She didn't give up. "Jake, do you remember that time… on the Fourth of July, when a bunch of us kids took off for the lake to watch fireworks? Darcie and I were seniors that year and thought we knew everything. I think Darcie wanted to be alone with you, but you talked her into making a party out of it." Jake had always included her. That had been one of the reasons Ali had loved him so much.
"Anyway, when we got there, that jerk, Jerry—what's his name?—Huddleston. He suggested we all go skinny-dipping."
Ali had been in shock, more frightened than anything else. Flat-chested at the time, she hadn't been about to strip and have everyone laugh at her. She looked down at herself now, thankful she'd filled out some since she gave birth to Joanie.
She leaned close to Jake. "Darcie was so mad when I spoke up and dared you boys to go in the water first. Until I got the other girls behind the bushes and told them my plans to trick you guys. And you all fell for it hook, line and sinker."
She rose from the chair and sat down on the edge of the bed, feeling her face heating up as she recalled what had taken place that night. The room was silent except for the monitor beeping overhead, which echoed the pounding of her own heart.

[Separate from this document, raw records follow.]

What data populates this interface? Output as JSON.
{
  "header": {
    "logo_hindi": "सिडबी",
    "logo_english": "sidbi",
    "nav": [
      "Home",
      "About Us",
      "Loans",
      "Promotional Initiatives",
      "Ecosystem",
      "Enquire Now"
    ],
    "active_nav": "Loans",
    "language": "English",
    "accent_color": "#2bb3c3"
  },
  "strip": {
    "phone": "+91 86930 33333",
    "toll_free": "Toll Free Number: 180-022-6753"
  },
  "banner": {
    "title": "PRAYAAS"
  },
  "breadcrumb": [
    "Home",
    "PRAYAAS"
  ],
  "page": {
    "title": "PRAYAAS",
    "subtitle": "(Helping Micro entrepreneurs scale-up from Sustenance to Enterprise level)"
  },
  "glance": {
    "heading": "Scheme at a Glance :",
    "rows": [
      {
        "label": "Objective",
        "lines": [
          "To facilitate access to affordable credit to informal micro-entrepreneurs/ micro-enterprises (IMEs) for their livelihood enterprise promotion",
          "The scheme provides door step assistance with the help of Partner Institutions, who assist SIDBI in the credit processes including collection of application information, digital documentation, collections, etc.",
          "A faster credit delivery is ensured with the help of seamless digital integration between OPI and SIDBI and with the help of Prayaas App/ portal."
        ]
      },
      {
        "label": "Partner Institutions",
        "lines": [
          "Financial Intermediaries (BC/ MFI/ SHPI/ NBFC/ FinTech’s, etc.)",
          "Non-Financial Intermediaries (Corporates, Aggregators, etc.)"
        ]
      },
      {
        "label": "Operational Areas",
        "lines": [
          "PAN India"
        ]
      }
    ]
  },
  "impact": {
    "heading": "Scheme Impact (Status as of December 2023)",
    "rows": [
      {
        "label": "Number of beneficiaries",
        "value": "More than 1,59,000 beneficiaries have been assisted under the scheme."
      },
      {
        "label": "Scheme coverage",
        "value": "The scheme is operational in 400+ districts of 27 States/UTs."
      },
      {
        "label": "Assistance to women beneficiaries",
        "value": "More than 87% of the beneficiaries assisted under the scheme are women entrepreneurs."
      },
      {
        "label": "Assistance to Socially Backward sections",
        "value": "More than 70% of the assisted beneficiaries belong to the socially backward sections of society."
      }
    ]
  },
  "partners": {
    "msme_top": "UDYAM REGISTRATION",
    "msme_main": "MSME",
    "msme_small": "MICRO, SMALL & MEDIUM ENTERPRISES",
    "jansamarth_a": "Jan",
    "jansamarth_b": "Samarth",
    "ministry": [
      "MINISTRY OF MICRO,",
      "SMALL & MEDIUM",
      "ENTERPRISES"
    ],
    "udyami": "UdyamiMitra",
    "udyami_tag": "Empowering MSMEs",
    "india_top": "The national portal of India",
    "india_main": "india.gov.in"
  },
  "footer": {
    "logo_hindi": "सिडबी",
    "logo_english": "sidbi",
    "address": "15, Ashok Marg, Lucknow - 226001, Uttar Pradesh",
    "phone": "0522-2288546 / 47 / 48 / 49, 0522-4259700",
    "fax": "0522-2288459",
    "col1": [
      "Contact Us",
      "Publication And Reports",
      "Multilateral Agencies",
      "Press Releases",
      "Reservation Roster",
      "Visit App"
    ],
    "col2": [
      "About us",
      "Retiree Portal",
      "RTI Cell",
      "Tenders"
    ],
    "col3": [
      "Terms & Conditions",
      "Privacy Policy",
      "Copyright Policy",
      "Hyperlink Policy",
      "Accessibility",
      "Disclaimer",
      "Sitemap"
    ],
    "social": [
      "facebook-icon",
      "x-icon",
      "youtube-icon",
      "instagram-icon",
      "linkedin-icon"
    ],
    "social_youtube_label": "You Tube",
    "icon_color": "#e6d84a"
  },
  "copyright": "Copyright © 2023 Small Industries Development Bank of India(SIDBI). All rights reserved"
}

"Jake, I have a confession." She studied his features for a moment, noticing that some of the swelling had gone down. She reached out and touched his jaw. "When the guys were finally all in the water, I was elected to sneak out and steal their clothes while the other girls distracted them by pretending to be getting undressed. Well… I made it to the tree closest to the water when I discovered not all of the guys had gone in. You hadn't. You were still getting undressed." She drew a long breath and released it. "And I stood behind the big maple and watched you take off your clothes."